The Coalition for Community Solar Access honors individuals, organizations for dedication to advancing Maryland’s Community Solar Program
Annapolis, MD (October 3, 2023) — The Coalition for Community Solar Access (CCSA) is marking a year of significant growth and momentum for community solar by recognizing Maryland advocates for their work over the last year to advance the state’s community solar program.
CCSA is awarding Delegate Luke Clippinger (2x winner), Delegate Brian Crosby, State Senator Benjamin Brooks, State Senator Brian J. Feldman, Political Director for the Maryland League of Conservation Voters Kristen Harbeson, and Chesapeake Physicians for Social Responsibility’s Dr. Al Bartlett among its 2023 Community Solar Champions.
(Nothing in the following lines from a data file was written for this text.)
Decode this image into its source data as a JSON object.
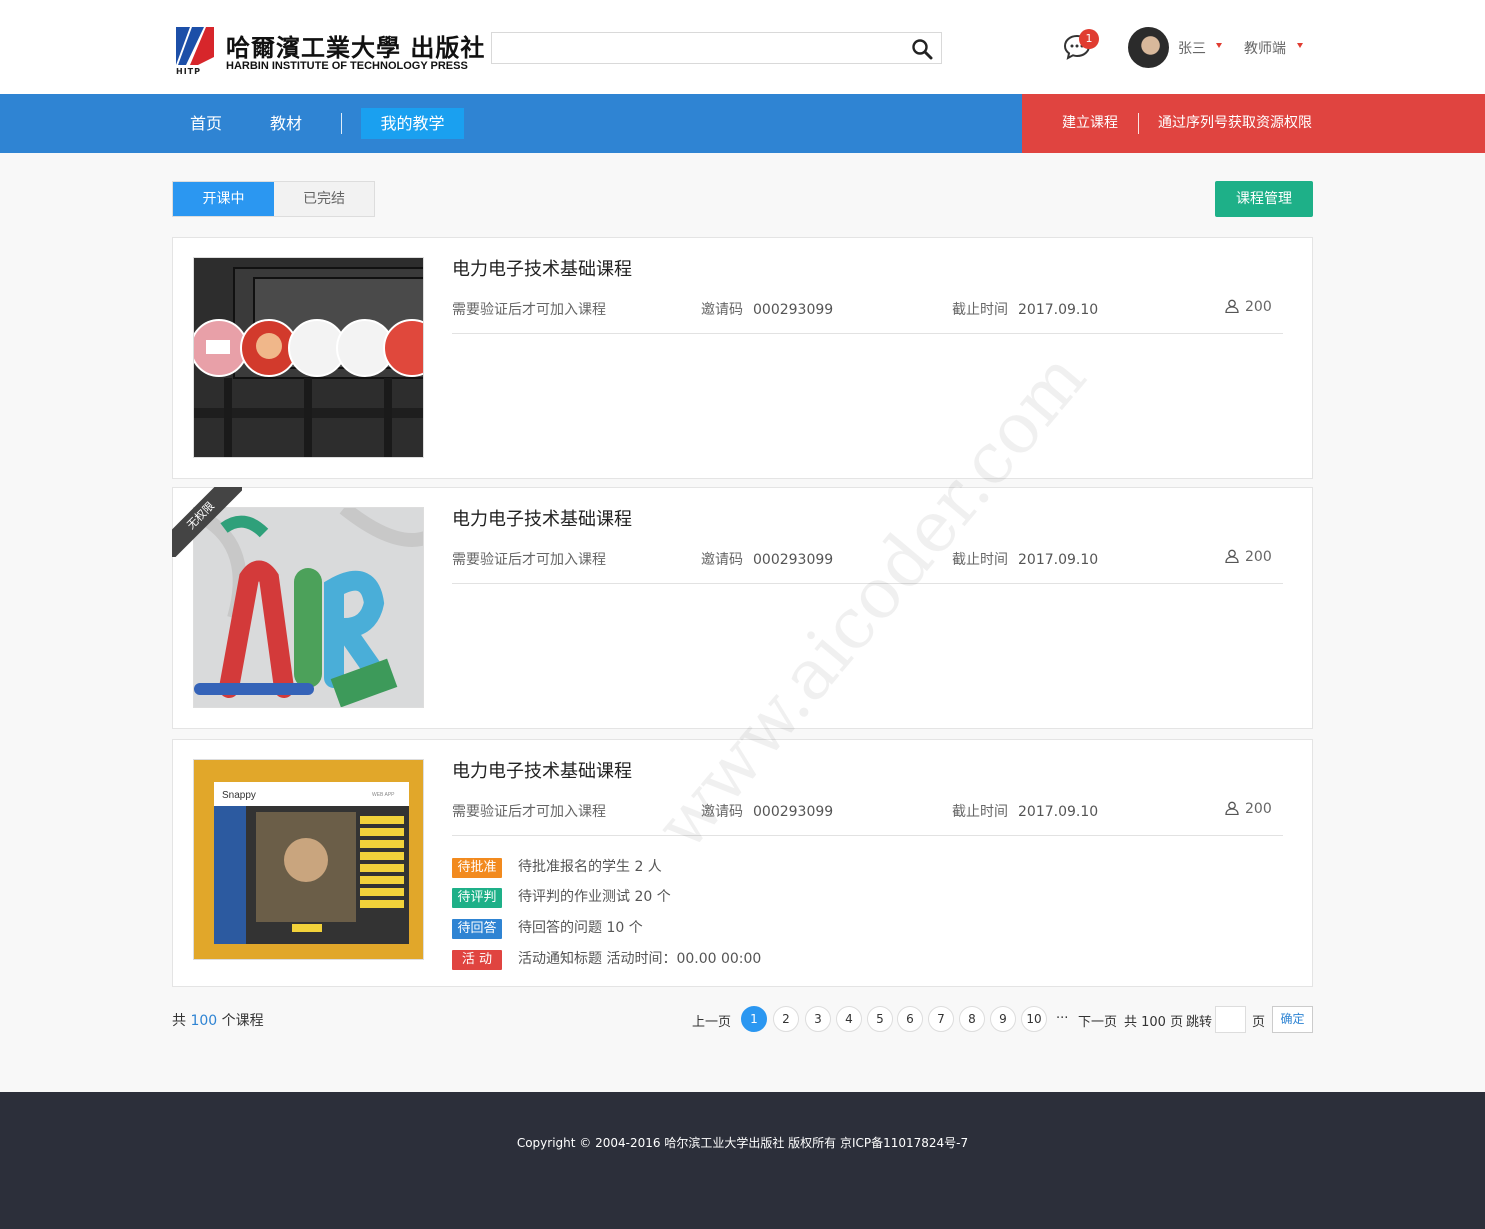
{
  "header": {
    "logo_title": "哈爾濱工業大學 出版社",
    "logo_subtitle": "HARBIN INSTITUTE OF TECHNOLOGY PRESS",
    "logo_mark": "HITP",
    "search_placeholder": "",
    "message_count": "1",
    "user_name": "张三",
    "role": "教师端"
  },
  "nav": {
    "items": [
      "首页",
      "教材",
      "我的教学"
    ],
    "right_items": [
      "建立课程",
      "通过序列号获取资源权限"
    ],
    "colors": {
      "main": "#2f84d3",
      "active": "#1aa0f0",
      "right": "#e04440"
    }
  },
  "tabs": [
    "开课中",
    "已完结"
  ],
  "manage_button": "课程管理",
  "courses": [
    {
      "title": "电力电子技术基础课程",
      "requirement": "需要验证后才可加入课程",
      "invite_label": "邀请码",
      "invite_code": "000293099",
      "deadline_label": "截止时间",
      "deadline": "2017.09.10",
      "students": "200",
      "image": "conveyor-illustration"
    },
    {
      "title": "电力电子技术基础课程",
      "requirement": "需要验证后才可加入课程",
      "invite_label": "邀请码",
      "invite_code": "000293099",
      "deadline_label": "截止时间",
      "deadline": "2017.09.10",
      "students": "200",
      "ribbon": "无权限",
      "image": "air-balloon-letters"
    },
    {
      "title": "电力电子技术基础课程",
      "requirement": "需要验证后才可加入课程",
      "invite_label": "邀请码",
      "invite_code": "000293099",
      "deadline_label": "截止时间",
      "deadline": "2017.09.10",
      "students": "200",
      "image": "snappy-web-app",
      "image_text": {
        "app": "Snappy",
        "badge": "WEB APP"
      },
      "tasks": [
        {
          "tag": "待批准",
          "color": "#f28a1e",
          "text": "待批准报名的学生 2 人"
        },
        {
          "tag": "待评判",
          "color": "#1eb088",
          "text": "待评判的作业测试 20 个"
        },
        {
          "tag": "待回答",
          "color": "#2f84d3",
          "text": "待回答的问题 10 个"
        },
        {
          "tag": "活 动",
          "color": "#e04440",
          "text": "活动通知标题  活动时间：00.00 00:00"
        }
      ]
    }
  ],
  "pagination": {
    "total_prefix": "共",
    "total": "100",
    "total_suffix": "个课程",
    "prev": "上一页",
    "pages": [
      "1",
      "2",
      "3",
      "4",
      "5",
      "6",
      "7",
      "8",
      "9",
      "10"
    ],
    "current": "1",
    "ellipsis": "···",
    "next": "下一页",
    "page_count": "共 100 页",
    "jump_label": "跳转",
    "page_unit": "页",
    "confirm": "确定"
  },
  "footer": {
    "copyright": "Copyright © 2004-2016 哈尔滨工业大学出版社  版权所有    京ICP备11017824号-7"
  },
  "watermark": "www.aicoder.com"
}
The Maryland winners are among 22 Community Solar Champions nationwide, including state legislators, environmental and sustainability advocates, labor leaders, advocates for disadvantaged communities, and farmers and agricultural groups.
“From pioneers to a now-permanent program, we’re fortunate to have such strong legislative and advocacy partners in Maryland. Without them, Maryland’s renewable energy landscape would be far less diverse,” said CCSA’s Mid-Atlantic Regional Director Charlie Coggeshall. “These Community Solar Champions’ efforts have an even greater impact as federal funds from the Inflation Reduction Act’s Solar for All program begin accepting state applications.”
HB 908, now signed into law, eliminates the previous pilot program’s arbitrary cap on community solar in Maryland (580 megawatts) and allows it to be a permanent distributed generation option for consumers, alongside net metering. It also moves the market away from limits associated with the types of projects that can be developed and instead incentivizes the development of projects on a greater variety of sites, inclusive of commercial rooftops, industrial, and brownfield sites, as well as using agrivoltaics on farmland. Underlying all these projects is a new requirement to have at least 40% of capacity dedicated to benefiting low-to-moderate income customers. This will ensure that historically disadvantaged Marylanders have equitable access to utility bill savings at a time when inflated energy prices are driving up household energy costs.
Through community solar, customers can enjoy equal access to the economic and environmental benefits of solar generation by subscribing to small local solar arrays. They then receive a credit on their utility bill for their share of the power that is produced, just as if the panels were on their own roof.
An estimated two-thirds of American households do not have access to solar power because they either rent, live in a multi-tenant building or have roofs unable to host a solar system.
There are currently 18 states plus the District of Columbia with policies in place that permit third-party, competitive community solar with multiple states advancing legislation to enable new programs.
About the Coalition for Community Solar Access
The Coalition for Community Solar Access (CCSA) is a national trade association representing over 120 community solar developers, businesses, and nonprofits. Together, we are building the electric grid of the future where every customer has the freedom to support the generation of clean, local solar energy to power their lives. Through legislative and regulatory advocacy, and the support of a diverse coalition — including advocates for competition, clean energy, ratepayers, landowners, farmers, and environmental justice — we enable policies that unlock the potential of distributed energy resources, starting with community solar. For more information, visit https://www.communitysolaraccess.org and follow the group on Twitter (X), LinkedIn, and YouTube.